[6] The Latin, or rather the Greek word, is syncategorema. In logic categorematic words are those capable of being employed by themselves as the terms of a proposition. Syncategorematic words are merely accessory to the terms, such as adverbs, prepositions, nouns not in the nominative case, etc.—See Whateley’s Logic, B. II., Ch. i. § 3.—T.Verse 17. - Sent me not to baptize, but; that is, according to Semitic idiom, "not so much to baptize, as" (Matthew 28:19). The word "sent" (apesteilen) involves the meaning "made me an apostle" (apostolos). The primary function of the apostles was "to bear witness" (Mark 16:15; Acts 1:8, etc.). To preach the gospel. St. Paul again "goes off" at this word, and dwells for eight verses on the character of his preaching.
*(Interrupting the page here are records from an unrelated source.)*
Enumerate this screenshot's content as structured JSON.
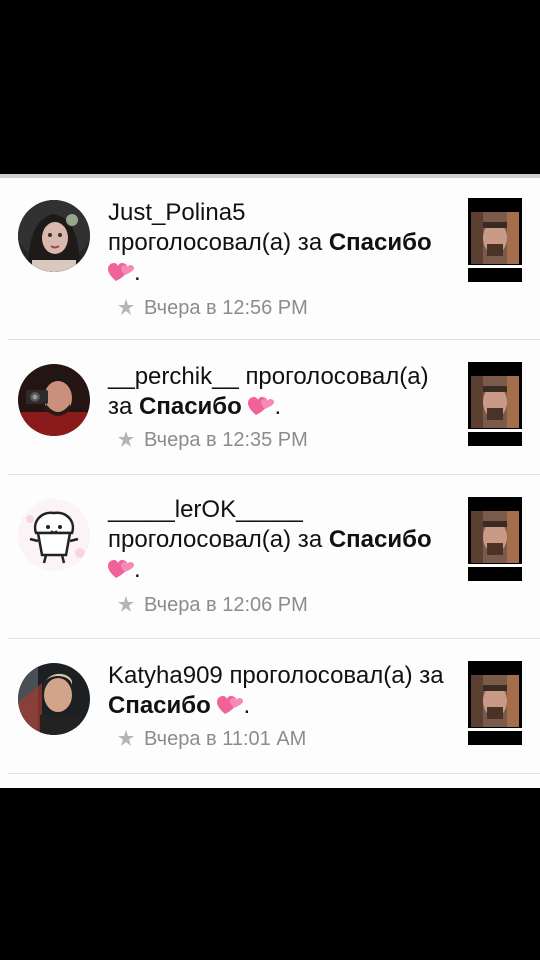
{
  "notifications": [
    {
      "username": "Just_Polina5",
      "action": "проголосовал(а) за",
      "target": "Спасибо",
      "end": ".",
      "time": "Вчера в 12:56 PM",
      "avatar_icon": "girl-portrait-avatar"
    },
    {
      "username": "__perchik__",
      "action": "проголосовал(а) за",
      "target": "Спасибо",
      "end": ".",
      "time": "Вчера в 12:35 PM",
      "avatar_icon": "man-with-camera-avatar"
    },
    {
      "username": "_____lerOK_____",
      "action": "проголосовал(а) за",
      "target": "Спасибо",
      "end": ".",
      "time": "Вчера в 12:06 PM",
      "avatar_icon": "muffin-cartoon-avatar"
    },
    {
      "username": "Katyha909",
      "action": "проголосовал(а) за",
      "target": "Спасибо",
      "end": ".",
      "time": "Вчера в 11:01 AM",
      "avatar_icon": "man-portrait-avatar"
    }
  ],
  "colors": {
    "background": "#fdfdfd",
    "letterbox": "#000000",
    "text": "#111111",
    "time": "#8c8c8c",
    "heart": "#f0629a",
    "divider": "#e2e2e2"
  }
}
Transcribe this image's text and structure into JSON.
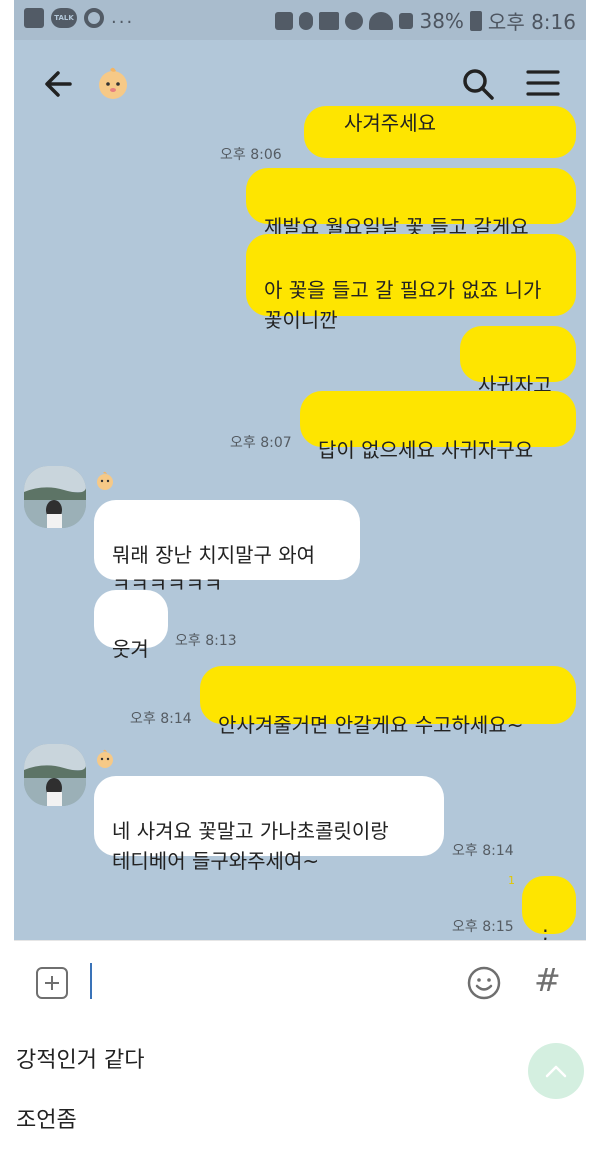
{
  "status_bar": {
    "talk_label": "TALK",
    "dots": "...",
    "battery": "38%",
    "time": "오후 8:16"
  },
  "header": {
    "back_icon": "back-arrow-icon",
    "search_icon": "search-icon",
    "menu_icon": "hamburger-menu-icon"
  },
  "messages": [
    {
      "side": "me",
      "text": "사겨주세요",
      "time": "오후 8:06"
    },
    {
      "side": "me",
      "text": "제발요 월요일날 꽃 들고 갈게요"
    },
    {
      "side": "me",
      "text": "아 꽃을 들고 갈 필요가 없죠 니가\n꽃이니깐"
    },
    {
      "side": "me",
      "text": "사귀자고"
    },
    {
      "side": "me",
      "text": "답이 없으세요 사귀자구요",
      "time": "오후 8:07"
    },
    {
      "side": "them",
      "text": "뭐래 장난 치지말구 와여\nㅋㅋㅋㅋㅋㅋ"
    },
    {
      "side": "them",
      "text": "웃겨",
      "time": "오후 8:13"
    },
    {
      "side": "me",
      "text": "안사겨줄거면 안갈게요 수고하세요~",
      "time": "오후 8:14"
    },
    {
      "side": "them",
      "text": "네 사겨요 꽃말고 가나초콜릿이랑\n테디베어 들구와주세여~",
      "time": "오후 8:14"
    },
    {
      "side": "me",
      "text": ";",
      "time": "오후 8:15",
      "unread": "1"
    }
  ],
  "input": {
    "plus_icon": "plus-attach-icon",
    "emoji_icon": "emoji-icon",
    "hash_label": "#"
  },
  "comments": [
    "강적인거 같다",
    "조언좀"
  ],
  "colors": {
    "chat_background": "#b2c7d9",
    "my_bubble": "#fee500",
    "their_bubble": "#ffffff"
  }
}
Not in wisdom of words; not, that is, in a philosophic and oratorical style. The simplicity of the style and teaching of the apostles awoke the sneers of philosophers like Celsus and Porphyry. The cross of Christ. The central doctrine of Christianity, the preaching of a crucified Redeemer. Should be made void. The rendering of the Authorized Version is too strong; the cross cannot "be made of none effect." The word means "should be emptied" (comp. 1 Corinthians 9:15; 2 Corinthians 9:3; Philippians 2:7; Romans 4:14); made void of its special and independent power. The words, "the cross of Christ," form the emphatic end of the sentence in the Greek. Should be made of none effect (κενωθῇ)

Lit., emptied. Rev., made void. Compare is made void, Romans 4:14, and the kindred adjective κενὸν, κενὴ vain, 1 Corinthians 15:14. The nucleus of the apostolic preaching was a fact - Christ crucified. To preach it as a philosophic system would be to empty it of its saving power, a truth which finds abundant and lamentable illustration in the history of the Church.

Links
1 Corinthians 1:17 Interlinear
1 Corinthians 1:17 Parallel Texts


1 Corinthians 1:17 NIV
1 Corinthians 1:17 NLT
1 Corinthians 1:17 ESV
1 Corinthians 1:17 NASB
1 Corinthians 1:17 KJV

1 Corinthians 1:17 Bible Apps
1 Corinthians 1:17 Parallel
1 Corinthians 1:17 Biblia Paralela
1 Corinthians 1:17 Chinese Bible
1 Corinthians 1:17 French Bible
1 Corinthians 1:17 German Bible

Bible Hub






1 Corinthians 1:16
Top of Page
Top of Page